Biden's big plans to expand Medicare pared down
The White House administration on Thursday revealed its pared-down spending package will no longer include Medicare coverage for dental and vision benefits.
The original plan called for the spending of $3.5 trillion to expand the social safety net under the Build Back Better Act and included adding vision, dental, and hearing benefits to traditional Medicare. But conversative Democrats objected to the huge cost and to certain provisions, which forced Democratic leaders to dramatically scale back the package. The current proposal will include adding hearing aids and hearing checkups to traditional Medicare.
“Only 30 percent of seniors over the age of 70 who could benefit from hearing aids have ever used them,” the White House said in a statement. “The Build Back Better framework will expand Medicare to cover hearing services, so that older Americans can access the affordable care they need.”
HHS announces plans to repeal Trump administration’s SUNSET final rule
The Department of Health and Human Services (HHS) on Friday proposed to withdraw or repeal the controversial final rule, “Securing Updated and Necessary Statutory Evaluations Timely,” more commonly known as the SUNSET final rule, which was published in the Federal Register the day before President Biden’s inauguration.
The rule was proposed by the Trump administration the day after the November election and would add automatic expiration dates to more than 18,000 regulations issued by HHS and its sub-agencies, including the Centers for Medicare & Medicaid Services and the Food and Drug Administration starting in five years unless the agency conducts an intensive review of each regulation.
The final rule was originally scheduled to take effect on March 22 but was delayed for a year after a lawsuit was filed seeking to overturn it. HHS now wants to repeal the final rule in its entirety.

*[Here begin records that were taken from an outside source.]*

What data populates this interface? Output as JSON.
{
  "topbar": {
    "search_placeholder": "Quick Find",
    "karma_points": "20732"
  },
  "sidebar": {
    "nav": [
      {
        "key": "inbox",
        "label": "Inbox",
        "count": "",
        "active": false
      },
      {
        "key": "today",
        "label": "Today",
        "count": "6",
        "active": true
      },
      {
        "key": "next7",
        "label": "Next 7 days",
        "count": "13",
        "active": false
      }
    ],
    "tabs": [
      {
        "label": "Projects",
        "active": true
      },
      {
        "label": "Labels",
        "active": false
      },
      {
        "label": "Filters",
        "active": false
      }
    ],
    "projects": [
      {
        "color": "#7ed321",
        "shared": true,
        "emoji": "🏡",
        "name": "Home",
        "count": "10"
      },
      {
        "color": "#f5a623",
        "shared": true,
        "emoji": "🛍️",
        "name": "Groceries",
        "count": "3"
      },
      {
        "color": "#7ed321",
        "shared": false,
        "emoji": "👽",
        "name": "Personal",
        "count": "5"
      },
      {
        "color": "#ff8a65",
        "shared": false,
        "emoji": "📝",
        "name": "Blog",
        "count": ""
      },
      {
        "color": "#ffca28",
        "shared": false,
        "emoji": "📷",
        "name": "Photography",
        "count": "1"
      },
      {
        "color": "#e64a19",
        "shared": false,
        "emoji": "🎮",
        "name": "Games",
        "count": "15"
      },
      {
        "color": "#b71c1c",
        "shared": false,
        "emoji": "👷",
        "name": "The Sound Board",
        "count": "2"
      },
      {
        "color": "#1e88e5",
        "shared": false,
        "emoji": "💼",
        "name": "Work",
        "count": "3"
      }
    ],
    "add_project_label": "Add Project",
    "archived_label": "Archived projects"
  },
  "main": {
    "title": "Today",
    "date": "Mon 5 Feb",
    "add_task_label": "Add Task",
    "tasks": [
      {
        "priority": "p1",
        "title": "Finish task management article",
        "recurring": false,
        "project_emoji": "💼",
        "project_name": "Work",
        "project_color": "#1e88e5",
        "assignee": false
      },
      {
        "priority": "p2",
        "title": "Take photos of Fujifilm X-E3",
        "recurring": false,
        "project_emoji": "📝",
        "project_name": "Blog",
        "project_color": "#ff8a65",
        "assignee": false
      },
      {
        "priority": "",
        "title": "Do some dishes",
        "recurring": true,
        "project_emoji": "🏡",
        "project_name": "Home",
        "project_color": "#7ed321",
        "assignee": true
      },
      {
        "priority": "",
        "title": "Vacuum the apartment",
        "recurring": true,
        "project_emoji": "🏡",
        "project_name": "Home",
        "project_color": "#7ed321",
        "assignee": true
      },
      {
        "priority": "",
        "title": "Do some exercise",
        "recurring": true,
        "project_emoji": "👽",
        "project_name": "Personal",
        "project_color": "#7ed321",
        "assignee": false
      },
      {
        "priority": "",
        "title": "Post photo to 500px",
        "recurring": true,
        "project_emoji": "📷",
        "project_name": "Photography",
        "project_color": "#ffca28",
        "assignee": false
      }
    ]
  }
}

“Based on a reanalysis of the regulatory impact of the rule, we now believe that the rule rested on a flawed understanding of the resources required for this undertaking, which implicates the likelihood that HHS regulations would expire if the final rule were to go into effect,” HHS said in the proposal, which was published in the Federal Register on Friday. “That in turn will require the Department to make resource allocation decisions which could impede the Department's routine operations and hamper its ability to carry out other key priorities and goals, particularly during an ongoing public health emergency.”
Comments on the proposal will be accepted through Dec. 28.